START SOURCE INFORMATION

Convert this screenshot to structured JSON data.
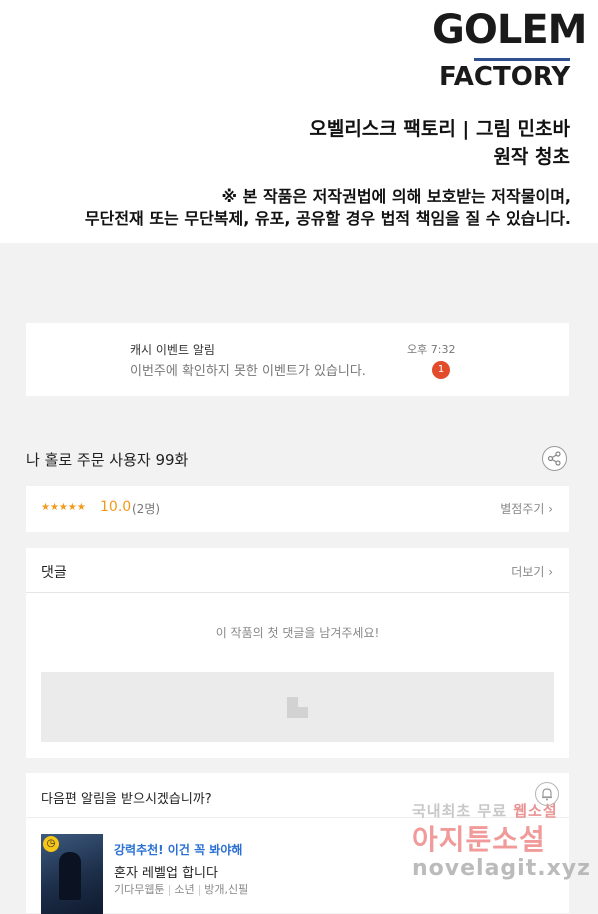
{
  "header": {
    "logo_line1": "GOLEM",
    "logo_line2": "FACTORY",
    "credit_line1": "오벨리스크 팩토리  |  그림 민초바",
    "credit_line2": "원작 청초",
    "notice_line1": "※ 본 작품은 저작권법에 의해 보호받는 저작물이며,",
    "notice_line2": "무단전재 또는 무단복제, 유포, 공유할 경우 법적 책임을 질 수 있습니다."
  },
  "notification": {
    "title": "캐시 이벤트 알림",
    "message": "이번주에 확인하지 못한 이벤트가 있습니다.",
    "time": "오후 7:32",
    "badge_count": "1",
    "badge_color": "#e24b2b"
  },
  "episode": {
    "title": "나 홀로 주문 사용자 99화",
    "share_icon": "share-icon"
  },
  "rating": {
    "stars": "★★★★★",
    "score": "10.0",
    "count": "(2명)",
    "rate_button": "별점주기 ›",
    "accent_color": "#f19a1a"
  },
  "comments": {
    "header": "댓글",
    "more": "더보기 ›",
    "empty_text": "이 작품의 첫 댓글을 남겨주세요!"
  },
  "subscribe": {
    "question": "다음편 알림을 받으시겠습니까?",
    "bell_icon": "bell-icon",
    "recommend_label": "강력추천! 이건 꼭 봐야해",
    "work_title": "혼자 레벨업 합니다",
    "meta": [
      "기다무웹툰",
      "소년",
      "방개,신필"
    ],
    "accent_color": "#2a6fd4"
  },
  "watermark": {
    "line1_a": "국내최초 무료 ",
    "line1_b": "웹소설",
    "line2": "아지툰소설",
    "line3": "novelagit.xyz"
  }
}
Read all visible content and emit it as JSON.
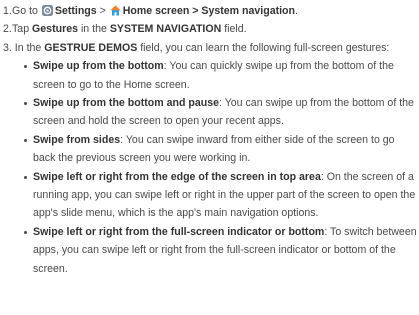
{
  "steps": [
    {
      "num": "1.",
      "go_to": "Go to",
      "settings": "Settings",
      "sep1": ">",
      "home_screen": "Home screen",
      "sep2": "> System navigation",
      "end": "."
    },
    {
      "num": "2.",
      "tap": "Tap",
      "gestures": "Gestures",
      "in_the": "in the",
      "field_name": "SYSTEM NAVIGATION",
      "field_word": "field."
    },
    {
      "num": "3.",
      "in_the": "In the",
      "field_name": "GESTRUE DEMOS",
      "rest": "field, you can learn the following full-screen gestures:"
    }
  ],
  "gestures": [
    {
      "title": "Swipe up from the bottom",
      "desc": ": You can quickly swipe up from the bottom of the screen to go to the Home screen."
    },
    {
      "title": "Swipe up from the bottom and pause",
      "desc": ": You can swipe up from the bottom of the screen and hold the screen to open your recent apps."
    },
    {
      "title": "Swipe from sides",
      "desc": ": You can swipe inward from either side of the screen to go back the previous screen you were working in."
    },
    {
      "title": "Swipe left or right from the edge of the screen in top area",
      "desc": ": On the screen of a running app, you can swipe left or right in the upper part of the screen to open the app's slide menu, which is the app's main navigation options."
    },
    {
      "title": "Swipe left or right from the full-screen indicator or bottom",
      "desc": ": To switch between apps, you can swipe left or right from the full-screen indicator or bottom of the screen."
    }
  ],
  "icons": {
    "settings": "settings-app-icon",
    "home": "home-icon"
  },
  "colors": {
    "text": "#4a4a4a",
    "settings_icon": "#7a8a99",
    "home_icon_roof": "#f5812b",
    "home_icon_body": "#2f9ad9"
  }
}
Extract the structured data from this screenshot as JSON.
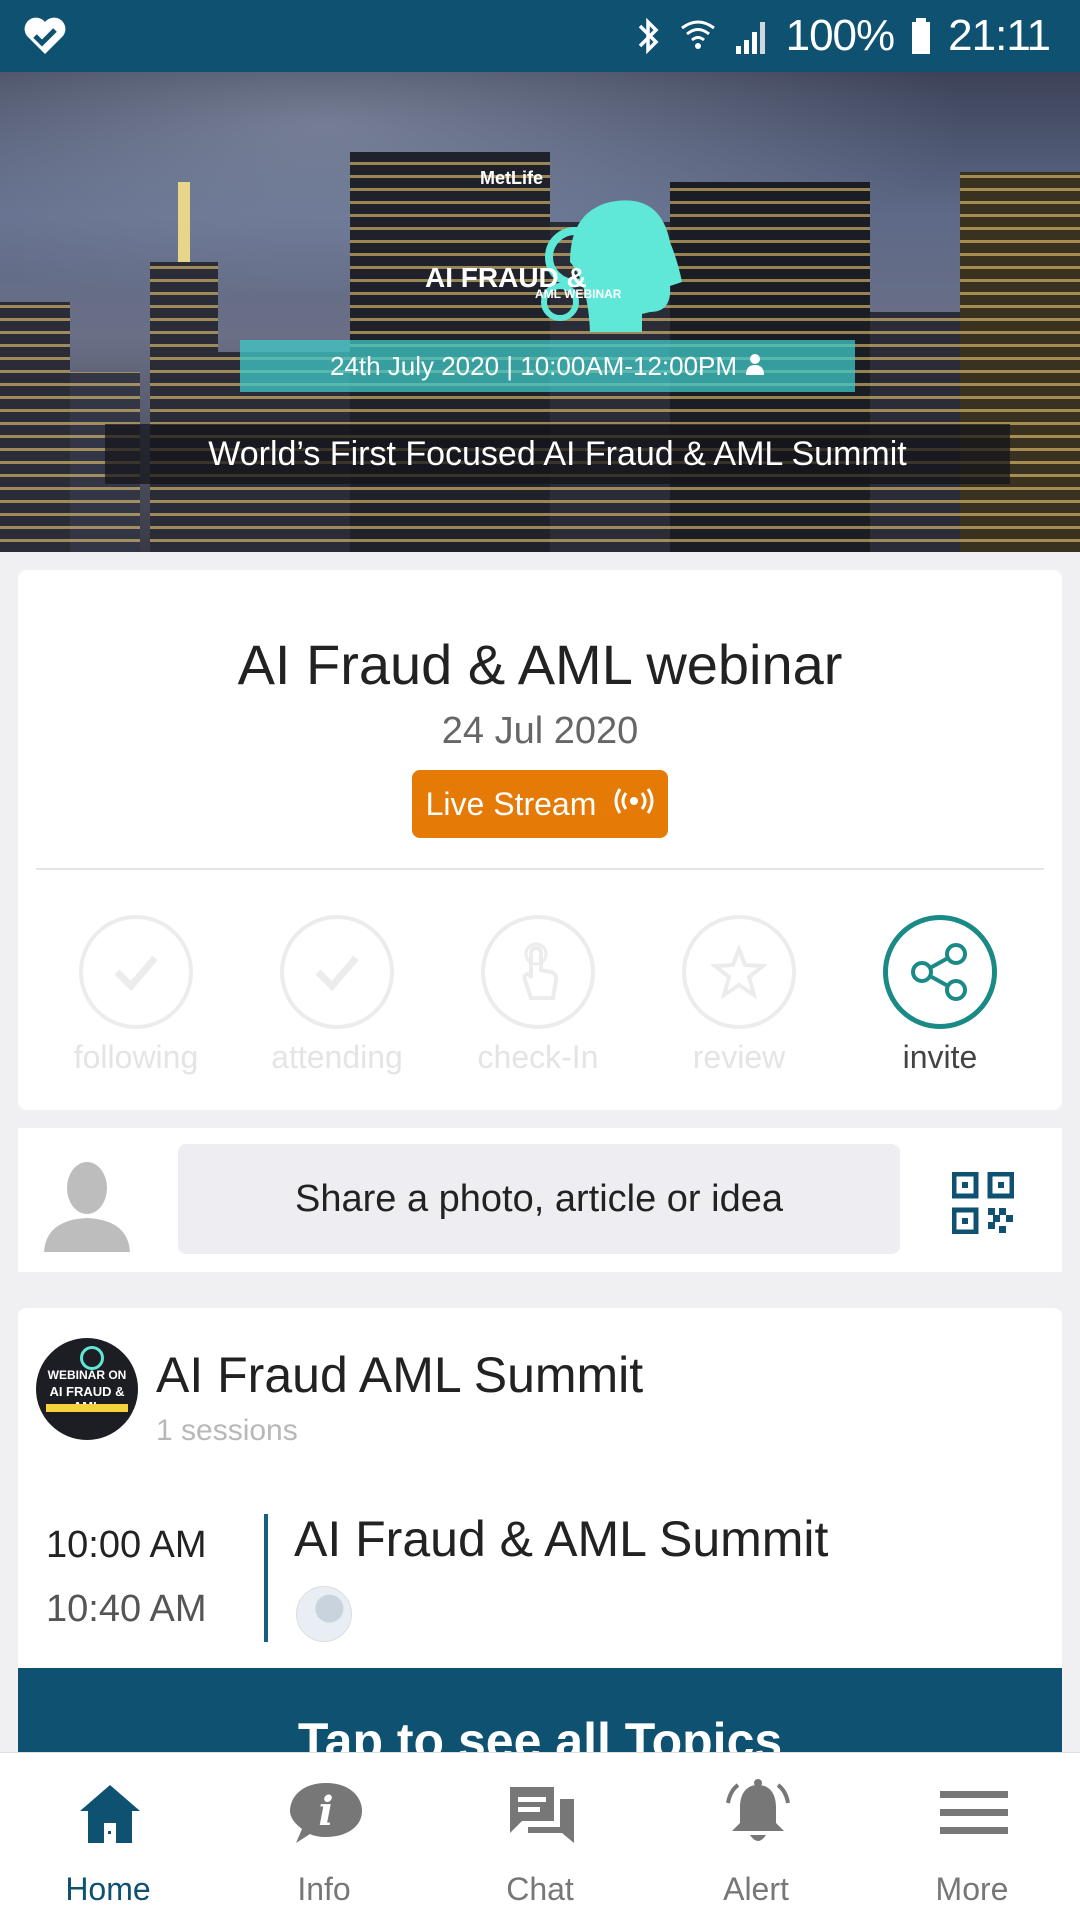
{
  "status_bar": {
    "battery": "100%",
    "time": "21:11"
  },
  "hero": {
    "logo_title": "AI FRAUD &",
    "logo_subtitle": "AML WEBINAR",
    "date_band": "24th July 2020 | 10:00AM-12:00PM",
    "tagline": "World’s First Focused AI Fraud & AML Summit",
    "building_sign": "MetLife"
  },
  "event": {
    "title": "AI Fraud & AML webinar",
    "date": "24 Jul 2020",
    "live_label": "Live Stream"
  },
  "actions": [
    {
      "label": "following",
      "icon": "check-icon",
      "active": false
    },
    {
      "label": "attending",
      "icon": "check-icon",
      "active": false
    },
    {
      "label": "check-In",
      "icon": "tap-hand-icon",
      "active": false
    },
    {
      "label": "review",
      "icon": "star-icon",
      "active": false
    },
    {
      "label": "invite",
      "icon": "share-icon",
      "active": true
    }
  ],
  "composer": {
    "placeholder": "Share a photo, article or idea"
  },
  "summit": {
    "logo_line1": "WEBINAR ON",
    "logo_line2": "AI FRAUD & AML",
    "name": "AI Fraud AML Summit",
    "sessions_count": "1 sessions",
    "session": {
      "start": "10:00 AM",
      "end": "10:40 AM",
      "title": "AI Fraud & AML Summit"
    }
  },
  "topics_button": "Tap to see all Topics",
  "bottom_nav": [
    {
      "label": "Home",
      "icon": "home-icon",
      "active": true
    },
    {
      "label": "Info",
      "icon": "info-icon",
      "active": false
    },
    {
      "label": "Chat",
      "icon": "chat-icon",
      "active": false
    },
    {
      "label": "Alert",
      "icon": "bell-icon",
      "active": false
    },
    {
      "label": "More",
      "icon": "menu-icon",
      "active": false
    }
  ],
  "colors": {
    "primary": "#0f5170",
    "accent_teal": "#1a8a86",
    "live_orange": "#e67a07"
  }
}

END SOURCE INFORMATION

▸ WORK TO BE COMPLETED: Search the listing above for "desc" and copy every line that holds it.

▸ EXERCISE RESULT:
      "desc": ": You can quickly swipe up from the bottom of the screen to go to the Home screen."
      "desc": ": You can swipe up from the bottom of the screen and hold the screen to open your recent apps."
      "desc": ": You can swipe inward from either side of the screen to go back the previous screen you were working in."
      "desc": ": On the screen of a running app, you can swipe left or right in the upper part of the screen to open the app's slide menu, which is the app's main navigation options."
      "desc": ": To switch between apps, you can swipe left or right from the full-screen indicator or bottom of the screen."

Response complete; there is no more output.